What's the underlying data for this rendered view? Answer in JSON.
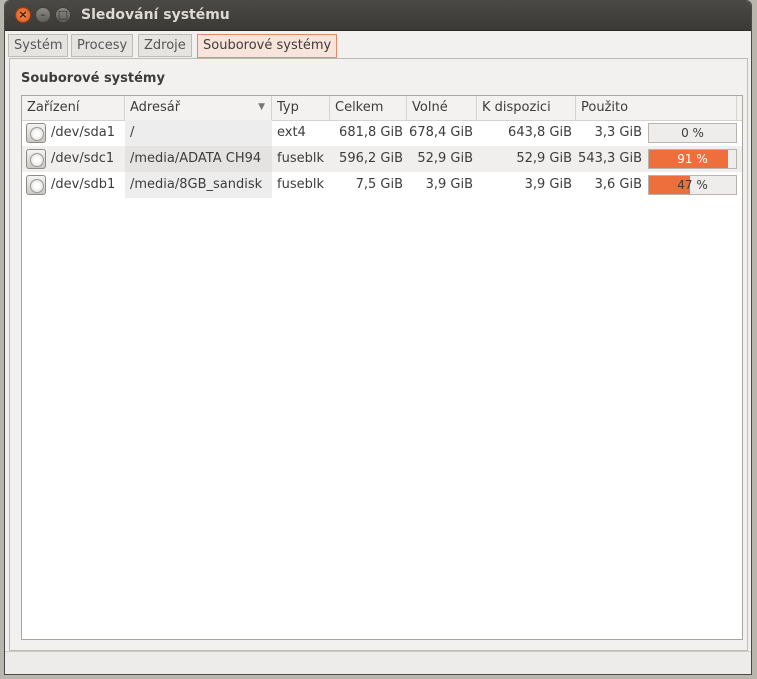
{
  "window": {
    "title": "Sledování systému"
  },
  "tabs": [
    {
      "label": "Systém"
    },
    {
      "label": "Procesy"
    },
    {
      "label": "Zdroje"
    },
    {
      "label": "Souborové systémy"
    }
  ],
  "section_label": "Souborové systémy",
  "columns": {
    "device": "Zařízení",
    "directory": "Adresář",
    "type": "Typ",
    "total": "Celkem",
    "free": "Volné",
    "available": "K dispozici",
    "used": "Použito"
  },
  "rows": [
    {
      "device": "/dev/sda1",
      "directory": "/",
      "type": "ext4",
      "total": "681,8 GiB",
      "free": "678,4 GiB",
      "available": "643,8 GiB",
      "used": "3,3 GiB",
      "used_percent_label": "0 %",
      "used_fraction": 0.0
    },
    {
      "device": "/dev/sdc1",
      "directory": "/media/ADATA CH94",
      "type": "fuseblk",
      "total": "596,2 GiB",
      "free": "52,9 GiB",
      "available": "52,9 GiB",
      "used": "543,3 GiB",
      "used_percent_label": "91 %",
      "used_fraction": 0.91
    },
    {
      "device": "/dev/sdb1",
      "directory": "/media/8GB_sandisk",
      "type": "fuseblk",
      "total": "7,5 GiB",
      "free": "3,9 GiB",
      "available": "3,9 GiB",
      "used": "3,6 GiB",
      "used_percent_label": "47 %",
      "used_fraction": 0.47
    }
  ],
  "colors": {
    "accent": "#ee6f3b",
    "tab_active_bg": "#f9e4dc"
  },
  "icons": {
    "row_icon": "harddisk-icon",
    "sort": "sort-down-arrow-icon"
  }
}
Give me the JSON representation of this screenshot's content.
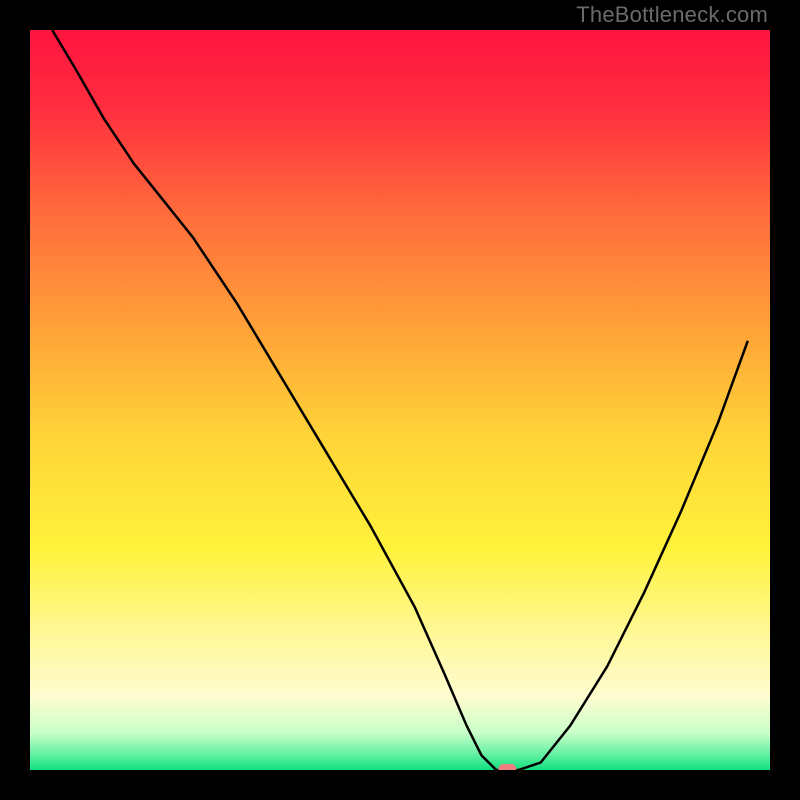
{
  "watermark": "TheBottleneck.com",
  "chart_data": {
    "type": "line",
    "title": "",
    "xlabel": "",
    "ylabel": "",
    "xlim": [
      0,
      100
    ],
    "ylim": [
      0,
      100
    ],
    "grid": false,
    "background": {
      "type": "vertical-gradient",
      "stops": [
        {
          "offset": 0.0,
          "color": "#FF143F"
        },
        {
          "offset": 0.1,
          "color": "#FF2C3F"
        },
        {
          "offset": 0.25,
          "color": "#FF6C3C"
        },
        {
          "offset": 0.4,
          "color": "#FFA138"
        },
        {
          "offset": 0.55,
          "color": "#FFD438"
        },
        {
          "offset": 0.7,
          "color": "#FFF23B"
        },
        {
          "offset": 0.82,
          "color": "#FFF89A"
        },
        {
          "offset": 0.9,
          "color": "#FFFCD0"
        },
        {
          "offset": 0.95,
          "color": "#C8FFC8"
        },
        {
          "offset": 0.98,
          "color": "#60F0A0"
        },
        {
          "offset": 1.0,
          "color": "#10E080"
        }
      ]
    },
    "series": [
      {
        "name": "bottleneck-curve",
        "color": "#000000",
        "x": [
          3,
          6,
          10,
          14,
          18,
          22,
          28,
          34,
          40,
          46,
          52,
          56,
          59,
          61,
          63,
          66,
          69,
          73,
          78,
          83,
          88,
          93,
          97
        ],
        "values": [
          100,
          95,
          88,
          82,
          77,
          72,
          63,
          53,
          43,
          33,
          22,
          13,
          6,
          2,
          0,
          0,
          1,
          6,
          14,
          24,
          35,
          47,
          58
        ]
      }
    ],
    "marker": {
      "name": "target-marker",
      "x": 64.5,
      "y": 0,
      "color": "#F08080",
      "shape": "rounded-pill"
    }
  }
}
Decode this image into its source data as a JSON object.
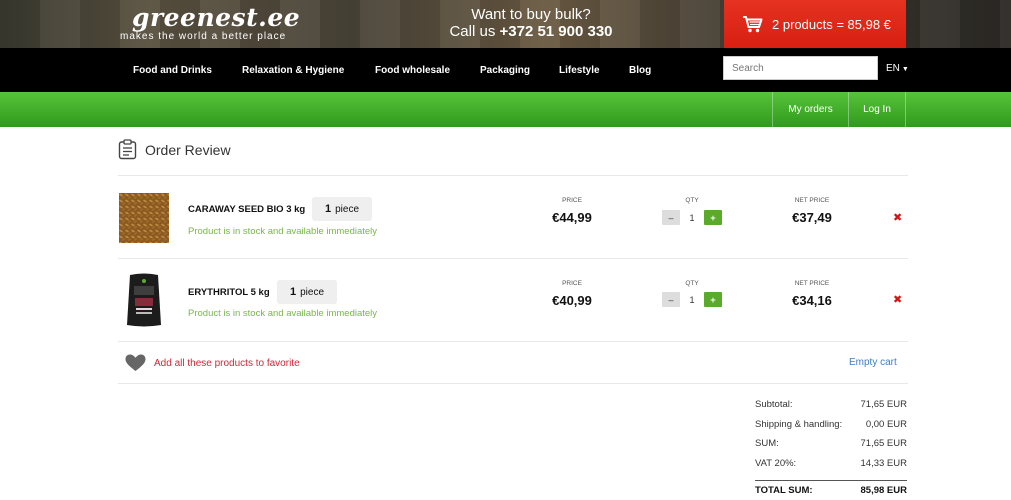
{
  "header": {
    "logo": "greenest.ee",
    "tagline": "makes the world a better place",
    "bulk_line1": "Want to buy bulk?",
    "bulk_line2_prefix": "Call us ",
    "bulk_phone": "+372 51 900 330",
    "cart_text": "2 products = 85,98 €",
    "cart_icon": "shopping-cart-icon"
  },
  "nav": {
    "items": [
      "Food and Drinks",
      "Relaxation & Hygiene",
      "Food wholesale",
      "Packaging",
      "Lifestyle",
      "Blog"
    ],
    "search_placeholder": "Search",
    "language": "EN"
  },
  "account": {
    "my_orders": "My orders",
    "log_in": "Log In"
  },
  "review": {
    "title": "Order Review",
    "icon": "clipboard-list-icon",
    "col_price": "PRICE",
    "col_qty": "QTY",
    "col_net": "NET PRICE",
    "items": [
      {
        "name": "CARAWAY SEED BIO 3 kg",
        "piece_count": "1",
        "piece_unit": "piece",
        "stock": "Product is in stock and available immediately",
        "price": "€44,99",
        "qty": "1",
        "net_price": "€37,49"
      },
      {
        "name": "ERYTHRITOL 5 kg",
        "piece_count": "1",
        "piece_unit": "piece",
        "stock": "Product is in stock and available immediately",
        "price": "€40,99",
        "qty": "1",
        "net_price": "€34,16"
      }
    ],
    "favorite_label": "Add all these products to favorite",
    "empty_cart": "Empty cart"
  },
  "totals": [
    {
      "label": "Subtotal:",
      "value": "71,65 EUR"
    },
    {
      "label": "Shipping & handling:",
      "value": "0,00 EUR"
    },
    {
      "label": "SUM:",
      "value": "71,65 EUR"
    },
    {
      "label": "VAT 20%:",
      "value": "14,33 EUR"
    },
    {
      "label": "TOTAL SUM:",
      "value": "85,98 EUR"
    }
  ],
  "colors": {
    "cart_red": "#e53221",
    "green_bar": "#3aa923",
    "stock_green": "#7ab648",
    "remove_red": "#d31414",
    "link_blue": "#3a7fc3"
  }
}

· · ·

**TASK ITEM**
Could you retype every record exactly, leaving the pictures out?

**REPLY TO THE EXERCISE**
What's the underlying data for this rendered view? Answer in JSON.
{
  "window": {
    "title": "Sledování systému"
  },
  "tabs": [
    {
      "label": "Systém"
    },
    {
      "label": "Procesy"
    },
    {
      "label": "Zdroje"
    },
    {
      "label": "Souborové systémy"
    }
  ],
  "section_label": "Souborové systémy",
  "columns": {
    "device": "Zařízení",
    "directory": "Adresář",
    "type": "Typ",
    "total": "Celkem",
    "free": "Volné",
    "available": "K dispozici",
    "used": "Použito"
  },
  "rows": [
    {
      "device": "/dev/sda1",
      "directory": "/",
      "type": "ext4",
      "total": "681,8 GiB",
      "free": "678,4 GiB",
      "available": "643,8 GiB",
      "used": "3,3 GiB",
      "used_percent_label": "0 %",
      "used_fraction": 0.0
    },
    {
      "device": "/dev/sdc1",
      "directory": "/media/ADATA CH94",
      "type": "fuseblk",
      "total": "596,2 GiB",
      "free": "52,9 GiB",
      "available": "52,9 GiB",
      "used": "543,3 GiB",
      "used_percent_label": "91 %",
      "used_fraction": 0.91
    },
    {
      "device": "/dev/sdb1",
      "directory": "/media/8GB_sandisk",
      "type": "fuseblk",
      "total": "7,5 GiB",
      "free": "3,9 GiB",
      "available": "3,9 GiB",
      "used": "3,6 GiB",
      "used_percent_label": "47 %",
      "used_fraction": 0.47
    }
  ],
  "colors": {
    "accent": "#ee6f3b",
    "tab_active_bg": "#f9e4dc"
  },
  "icons": {
    "row_icon": "harddisk-icon",
    "sort": "sort-down-arrow-icon"
  }
}
Give me the JSON representation of this screenshot's content.
{
  "watermark": "TheBottleneck.com",
  "chart_data": {
    "type": "line",
    "title": "",
    "xlabel": "",
    "ylabel": "",
    "xlim": [
      0,
      100
    ],
    "ylim": [
      0,
      100
    ],
    "grid": false,
    "background": {
      "type": "vertical-gradient",
      "stops": [
        {
          "offset": 0.0,
          "color": "#FF143F"
        },
        {
          "offset": 0.1,
          "color": "#FF2C3F"
        },
        {
          "offset": 0.25,
          "color": "#FF6C3C"
        },
        {
          "offset": 0.4,
          "color": "#FFA138"
        },
        {
          "offset": 0.55,
          "color": "#FFD438"
        },
        {
          "offset": 0.7,
          "color": "#FFF23B"
        },
        {
          "offset": 0.82,
          "color": "#FFF89A"
        },
        {
          "offset": 0.9,
          "color": "#FFFCD0"
        },
        {
          "offset": 0.95,
          "color": "#C8FFC8"
        },
        {
          "offset": 0.98,
          "color": "#60F0A0"
        },
        {
          "offset": 1.0,
          "color": "#10E080"
        }
      ]
    },
    "series": [
      {
        "name": "bottleneck-curve",
        "color": "#000000",
        "x": [
          3,
          6,
          10,
          14,
          18,
          22,
          28,
          34,
          40,
          46,
          52,
          56,
          59,
          61,
          63,
          66,
          69,
          73,
          78,
          83,
          88,
          93,
          97
        ],
        "values": [
          100,
          95,
          88,
          82,
          77,
          72,
          63,
          53,
          43,
          33,
          22,
          13,
          6,
          2,
          0,
          0,
          1,
          6,
          14,
          24,
          35,
          47,
          58
        ]
      }
    ],
    "marker": {
      "name": "target-marker",
      "x": 64.5,
      "y": 0,
      "color": "#F08080",
      "shape": "rounded-pill"
    }
  }
}
Decode this image into its source data as a JSON object.
{
  "header": {
    "logo": "greenest.ee",
    "tagline": "makes the world a better place",
    "bulk_line1": "Want to buy bulk?",
    "bulk_line2_prefix": "Call us ",
    "bulk_phone": "+372 51 900 330",
    "cart_text": "2 products = 85,98 €",
    "cart_icon": "shopping-cart-icon"
  },
  "nav": {
    "items": [
      "Food and Drinks",
      "Relaxation & Hygiene",
      "Food wholesale",
      "Packaging",
      "Lifestyle",
      "Blog"
    ],
    "search_placeholder": "Search",
    "language": "EN"
  },
  "account": {
    "my_orders": "My orders",
    "log_in": "Log In"
  },
  "review": {
    "title": "Order Review",
    "icon": "clipboard-list-icon",
    "col_price": "PRICE",
    "col_qty": "QTY",
    "col_net": "NET PRICE",
    "items": [
      {
        "name": "CARAWAY SEED BIO 3 kg",
        "piece_count": "1",
        "piece_unit": "piece",
        "stock": "Product is in stock and available immediately",
        "price": "€44,99",
        "qty": "1",
        "net_price": "€37,49"
      },
      {
        "name": "ERYTHRITOL 5 kg",
        "piece_count": "1",
        "piece_unit": "piece",
        "stock": "Product is in stock and available immediately",
        "price": "€40,99",
        "qty": "1",
        "net_price": "€34,16"
      }
    ],
    "favorite_label": "Add all these products to favorite",
    "empty_cart": "Empty cart"
  },
  "totals": [
    {
      "label": "Subtotal:",
      "value": "71,65 EUR"
    },
    {
      "label": "Shipping & handling:",
      "value": "0,00 EUR"
    },
    {
      "label": "SUM:",
      "value": "71,65 EUR"
    },
    {
      "label": "VAT 20%:",
      "value": "14,33 EUR"
    },
    {
      "label": "TOTAL SUM:",
      "value": "85,98 EUR"
    }
  ],
  "colors": {
    "cart_red": "#e53221",
    "green_bar": "#3aa923",
    "stock_green": "#7ab648",
    "remove_red": "#d31414",
    "link_blue": "#3a7fc3"
  }
}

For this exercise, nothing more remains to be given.